Three women with different experiences—all believers willing to talk about their weaknesses—hoping that their encounters with depression can help others to cope with mood disorders.

Obviously, this problem (and its solution) is an inexact science.

In  these three women, however, there was an event that brought their conditions to light—the first two in the loss of loved ones. Chonda’s problems began in childhood. In an article in the magazine Psychology Today Dr. Michael Miller, editor of the Harvard Mental Health Letter and assistant professor of psychiatry at Harvard Medical School, says that grief and depression aren’t necessarily the same, but that circumstances can trigger or at least bring clinical depression to the foreground. [4] Sadness and anger are natural forms of the grief process, but going through those difficult times and staying in a state of despair for an extended period of time could mean that you need to seek professional help. Each person and situation is unique, so don’t give up and don’t expect a quick fix.

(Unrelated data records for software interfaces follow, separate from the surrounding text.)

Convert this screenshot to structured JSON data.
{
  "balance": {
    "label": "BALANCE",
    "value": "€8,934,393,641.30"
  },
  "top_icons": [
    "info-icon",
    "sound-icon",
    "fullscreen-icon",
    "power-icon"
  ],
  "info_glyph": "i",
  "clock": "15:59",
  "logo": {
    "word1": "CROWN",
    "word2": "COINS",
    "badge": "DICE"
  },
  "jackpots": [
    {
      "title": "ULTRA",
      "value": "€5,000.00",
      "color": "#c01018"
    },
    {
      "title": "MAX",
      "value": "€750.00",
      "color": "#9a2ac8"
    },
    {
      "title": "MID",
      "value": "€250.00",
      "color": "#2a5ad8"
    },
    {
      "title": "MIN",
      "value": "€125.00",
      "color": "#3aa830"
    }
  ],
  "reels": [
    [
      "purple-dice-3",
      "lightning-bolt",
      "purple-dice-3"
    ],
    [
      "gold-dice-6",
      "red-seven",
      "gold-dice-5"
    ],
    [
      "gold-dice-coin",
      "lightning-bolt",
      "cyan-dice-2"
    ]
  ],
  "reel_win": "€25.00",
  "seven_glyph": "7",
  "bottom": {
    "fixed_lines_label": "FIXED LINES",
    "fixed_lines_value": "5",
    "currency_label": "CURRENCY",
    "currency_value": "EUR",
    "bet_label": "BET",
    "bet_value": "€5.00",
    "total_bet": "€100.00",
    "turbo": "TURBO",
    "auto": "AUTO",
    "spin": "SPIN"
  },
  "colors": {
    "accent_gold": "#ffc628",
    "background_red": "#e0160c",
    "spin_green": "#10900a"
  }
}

Besides depression and grief, an oppressive environment can make us feel worthless. Thank God my husband and family are such positive influences in my life (in that they believe in me and tell me so often) so I don’t live with negative vibes in my home. However, I have felt worthless in other arenas regarding my job, my education, and my age in places other than in my home. Former First Lady Eleanor Roosevelt said, “No one can make you feel inferior without your consent.” I have often reminded myself of this quote whenever my environment (and Satan’s lies) seemed to work against my sense of value. In my work environment, like in the music industry, feelings of relevance can ebb and flow quickly as younger, more talented, more dedicated, and more influential people come up through the ranks. I can’t tell you how many times I have stood in a group of “industry” folks and felt invisible because I didn’t have a cut on a big country record, or have a killer voice, or known by famous people. But moving away from the Nashville scene didn’t change my sense of value entirely. In fact, those same feelings of inadequacy followed me here as I went back to school and then became a university professor. I don’t come from academia, I don’t have a PHD, and I have never taught at the college level before so I was jumping out of the proverbial frying pan into the fire. Let me hasten to say that most of those fears were dispelled by the embrace of this incredible community. Though I came into this environment with so many insecurities, my colleagues and students have helped me to see that I have a place to work and serve that needs me. So, there it is. Being needed is an important part of our sense of worth and we’ll deal more with that later as we see how the natural life cycle can deal pretty heavy blows to a woman’s sense of value.






[1] http://abcnews.go.com/Entertainment/mandisa-reveals-deep-depression-led-suicide/story?id=47025988

[2] https://www.guideposts.org/better-living/positive-living/emotional-and-mental-health/fighting-depression-with-hope-and-faith

[3] Pierce, Chonda. Laughing in the Dark: a Comedian’s Journey through Depression. Howard Books, 2015, p. 98.

[4] https://www.psychologytoday.com/blog/the-new-grief/201203/when-does-grief-become-depression